The problem — Repeat every line of the material below exactly.

Input data —
§ §

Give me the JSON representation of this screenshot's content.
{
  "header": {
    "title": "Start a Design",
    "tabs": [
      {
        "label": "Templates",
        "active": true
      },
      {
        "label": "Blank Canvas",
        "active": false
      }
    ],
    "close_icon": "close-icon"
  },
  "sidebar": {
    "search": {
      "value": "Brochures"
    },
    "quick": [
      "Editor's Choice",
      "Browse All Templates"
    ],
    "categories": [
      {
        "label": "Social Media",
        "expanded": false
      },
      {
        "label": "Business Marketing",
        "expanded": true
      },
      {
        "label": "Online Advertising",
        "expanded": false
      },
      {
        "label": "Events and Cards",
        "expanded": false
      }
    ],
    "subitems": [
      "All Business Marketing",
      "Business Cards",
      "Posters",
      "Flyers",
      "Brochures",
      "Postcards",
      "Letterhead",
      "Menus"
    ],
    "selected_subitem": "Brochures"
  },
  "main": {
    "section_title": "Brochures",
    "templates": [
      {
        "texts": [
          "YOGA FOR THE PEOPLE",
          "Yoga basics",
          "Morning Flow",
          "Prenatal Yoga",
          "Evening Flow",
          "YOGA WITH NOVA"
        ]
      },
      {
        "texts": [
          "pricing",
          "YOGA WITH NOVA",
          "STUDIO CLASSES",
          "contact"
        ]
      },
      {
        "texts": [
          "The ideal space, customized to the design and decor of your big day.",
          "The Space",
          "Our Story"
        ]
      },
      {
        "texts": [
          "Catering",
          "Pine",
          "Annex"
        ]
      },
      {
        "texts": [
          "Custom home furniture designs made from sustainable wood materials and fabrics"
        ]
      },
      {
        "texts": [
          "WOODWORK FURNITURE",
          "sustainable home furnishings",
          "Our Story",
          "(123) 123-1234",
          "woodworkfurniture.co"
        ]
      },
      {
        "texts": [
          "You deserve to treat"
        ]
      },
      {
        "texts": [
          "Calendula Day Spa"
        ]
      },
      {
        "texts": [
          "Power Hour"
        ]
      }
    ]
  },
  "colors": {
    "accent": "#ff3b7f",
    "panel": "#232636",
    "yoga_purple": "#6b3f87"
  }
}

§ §

Response to the task —
Give me the JSON representation of this screenshot's content.
{
  "header": {
    "title": "Start a Design",
    "tabs": [
      {
        "label": "Templates",
        "active": true
      },
      {
        "label": "Blank Canvas",
        "active": false
      }
    ],
    "close_icon": "close-icon"
  },
  "sidebar": {
    "search": {
      "value": "Brochures"
    },
    "quick": [
      "Editor's Choice",
      "Browse All Templates"
    ],
    "categories": [
      {
        "label": "Social Media",
        "expanded": false
      },
      {
        "label": "Business Marketing",
        "expanded": true
      },
      {
        "label": "Online Advertising",
        "expanded": false
      },
      {
        "label": "Events and Cards",
        "expanded": false
      }
    ],
    "subitems": [
      "All Business Marketing",
      "Business Cards",
      "Posters",
      "Flyers",
      "Brochures",
      "Postcards",
      "Letterhead",
      "Menus"
    ],
    "selected_subitem": "Brochures"
  },
  "main": {
    "section_title": "Brochures",
    "templates": [
      {
        "texts": [
          "YOGA FOR THE PEOPLE",
          "Yoga basics",
          "Morning Flow",
          "Prenatal Yoga",
          "Evening Flow",
          "YOGA WITH NOVA"
        ]
      },
      {
        "texts": [
          "pricing",
          "YOGA WITH NOVA",
          "STUDIO CLASSES",
          "contact"
        ]
      },
      {
        "texts": [
          "The ideal space, customized to the design and decor of your big day.",
          "The Space",
          "Our Story"
        ]
      },
      {
        "texts": [
          "Catering",
          "Pine",
          "Annex"
        ]
      },
      {
        "texts": [
          "Custom home furniture designs made from sustainable wood materials and fabrics"
        ]
      },
      {
        "texts": [
          "WOODWORK FURNITURE",
          "sustainable home furnishings",
          "Our Story",
          "(123) 123-1234",
          "woodworkfurniture.co"
        ]
      },
      {
        "texts": [
          "You deserve to treat"
        ]
      },
      {
        "texts": [
          "Calendula Day Spa"
        ]
      },
      {
        "texts": [
          "Power Hour"
        ]
      }
    ]
  },
  "colors": {
    "accent": "#ff3b7f",
    "panel": "#232636",
    "yoga_purple": "#6b3f87"
  }
}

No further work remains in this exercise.